● **Directions for this task**:
Which of the lines below include "title"? Each one should be copied out.

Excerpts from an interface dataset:
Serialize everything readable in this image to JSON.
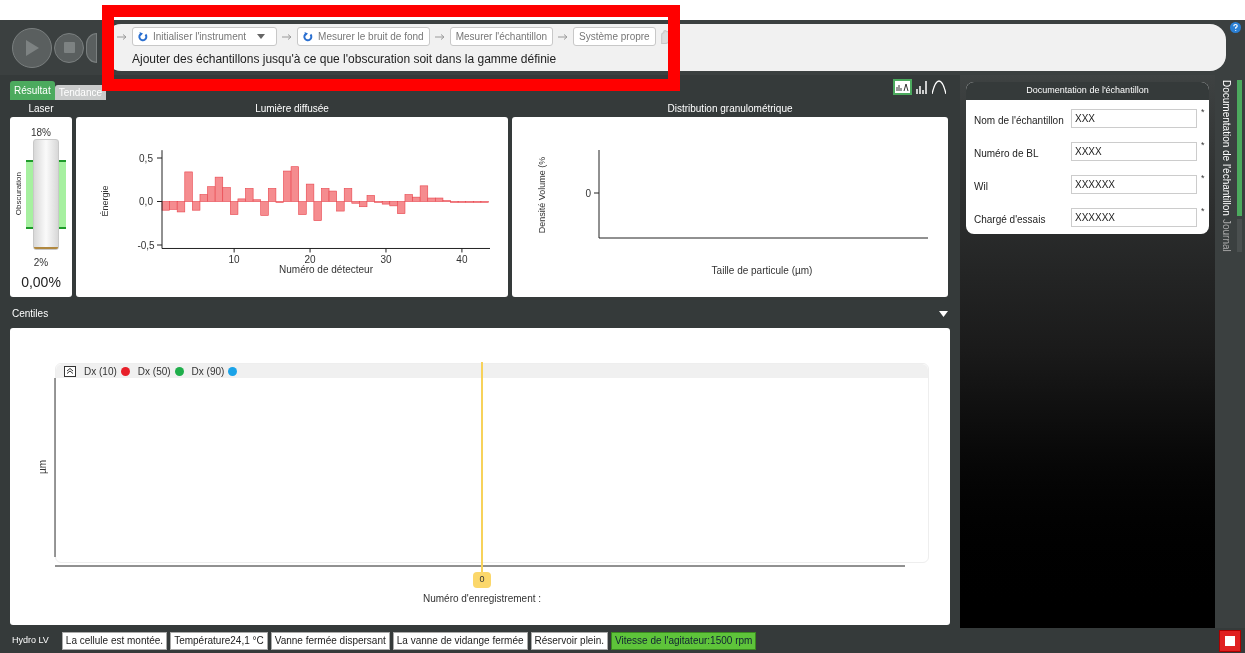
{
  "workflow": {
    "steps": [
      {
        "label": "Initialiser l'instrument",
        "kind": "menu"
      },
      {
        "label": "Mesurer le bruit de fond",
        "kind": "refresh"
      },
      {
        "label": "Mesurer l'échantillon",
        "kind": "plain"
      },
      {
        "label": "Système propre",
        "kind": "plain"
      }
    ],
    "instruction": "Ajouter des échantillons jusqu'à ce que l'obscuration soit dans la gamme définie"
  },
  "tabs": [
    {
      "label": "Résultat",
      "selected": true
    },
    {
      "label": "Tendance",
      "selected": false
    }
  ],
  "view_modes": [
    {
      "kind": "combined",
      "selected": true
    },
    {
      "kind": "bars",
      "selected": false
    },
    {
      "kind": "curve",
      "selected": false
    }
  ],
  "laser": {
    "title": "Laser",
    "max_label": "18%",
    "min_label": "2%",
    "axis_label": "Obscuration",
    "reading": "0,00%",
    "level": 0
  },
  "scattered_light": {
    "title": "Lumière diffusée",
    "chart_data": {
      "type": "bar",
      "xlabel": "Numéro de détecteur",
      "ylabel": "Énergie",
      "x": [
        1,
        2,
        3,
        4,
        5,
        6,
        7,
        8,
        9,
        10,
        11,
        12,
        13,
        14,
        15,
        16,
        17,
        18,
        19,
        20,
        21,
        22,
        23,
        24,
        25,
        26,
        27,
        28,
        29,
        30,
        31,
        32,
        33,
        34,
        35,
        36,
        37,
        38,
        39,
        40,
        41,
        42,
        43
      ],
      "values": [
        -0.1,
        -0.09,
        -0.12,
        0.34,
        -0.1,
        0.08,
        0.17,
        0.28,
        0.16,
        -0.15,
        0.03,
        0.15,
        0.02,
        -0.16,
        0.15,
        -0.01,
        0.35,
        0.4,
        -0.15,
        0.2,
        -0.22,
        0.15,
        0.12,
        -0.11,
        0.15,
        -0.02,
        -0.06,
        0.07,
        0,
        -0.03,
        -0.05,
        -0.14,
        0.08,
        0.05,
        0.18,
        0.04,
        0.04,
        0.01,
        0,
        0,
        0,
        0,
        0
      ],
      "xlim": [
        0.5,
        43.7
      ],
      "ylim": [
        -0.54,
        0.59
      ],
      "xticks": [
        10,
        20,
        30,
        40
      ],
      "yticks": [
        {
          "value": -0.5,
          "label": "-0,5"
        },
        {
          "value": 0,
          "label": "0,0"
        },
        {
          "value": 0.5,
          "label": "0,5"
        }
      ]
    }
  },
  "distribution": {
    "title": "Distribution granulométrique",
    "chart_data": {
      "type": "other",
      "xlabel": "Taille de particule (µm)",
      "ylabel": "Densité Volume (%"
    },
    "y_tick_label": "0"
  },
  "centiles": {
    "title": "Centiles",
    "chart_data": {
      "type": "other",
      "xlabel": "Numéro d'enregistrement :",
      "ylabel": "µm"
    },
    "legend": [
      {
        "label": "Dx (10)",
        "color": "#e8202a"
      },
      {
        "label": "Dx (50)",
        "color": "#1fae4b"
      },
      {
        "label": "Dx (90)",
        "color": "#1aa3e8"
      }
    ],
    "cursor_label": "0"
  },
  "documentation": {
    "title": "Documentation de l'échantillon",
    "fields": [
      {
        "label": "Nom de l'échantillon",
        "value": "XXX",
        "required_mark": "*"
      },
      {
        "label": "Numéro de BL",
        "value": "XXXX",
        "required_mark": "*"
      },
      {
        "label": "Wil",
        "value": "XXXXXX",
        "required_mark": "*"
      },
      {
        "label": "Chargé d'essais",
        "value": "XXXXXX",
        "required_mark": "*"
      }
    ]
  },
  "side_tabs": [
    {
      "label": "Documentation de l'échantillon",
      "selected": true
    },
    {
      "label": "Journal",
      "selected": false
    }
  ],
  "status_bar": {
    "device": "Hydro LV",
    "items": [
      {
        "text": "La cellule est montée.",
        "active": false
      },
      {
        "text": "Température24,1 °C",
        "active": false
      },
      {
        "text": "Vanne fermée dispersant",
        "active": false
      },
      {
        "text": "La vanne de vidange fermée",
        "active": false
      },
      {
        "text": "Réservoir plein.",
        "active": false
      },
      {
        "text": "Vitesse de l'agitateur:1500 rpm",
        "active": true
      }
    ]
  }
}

● **Result of this task**:
    "title": "Laser",
    "title": "Lumière diffusée",
    "title": "Distribution granulométrique",
    "title": "Centiles",
    "title": "Documentation de l'échantillon",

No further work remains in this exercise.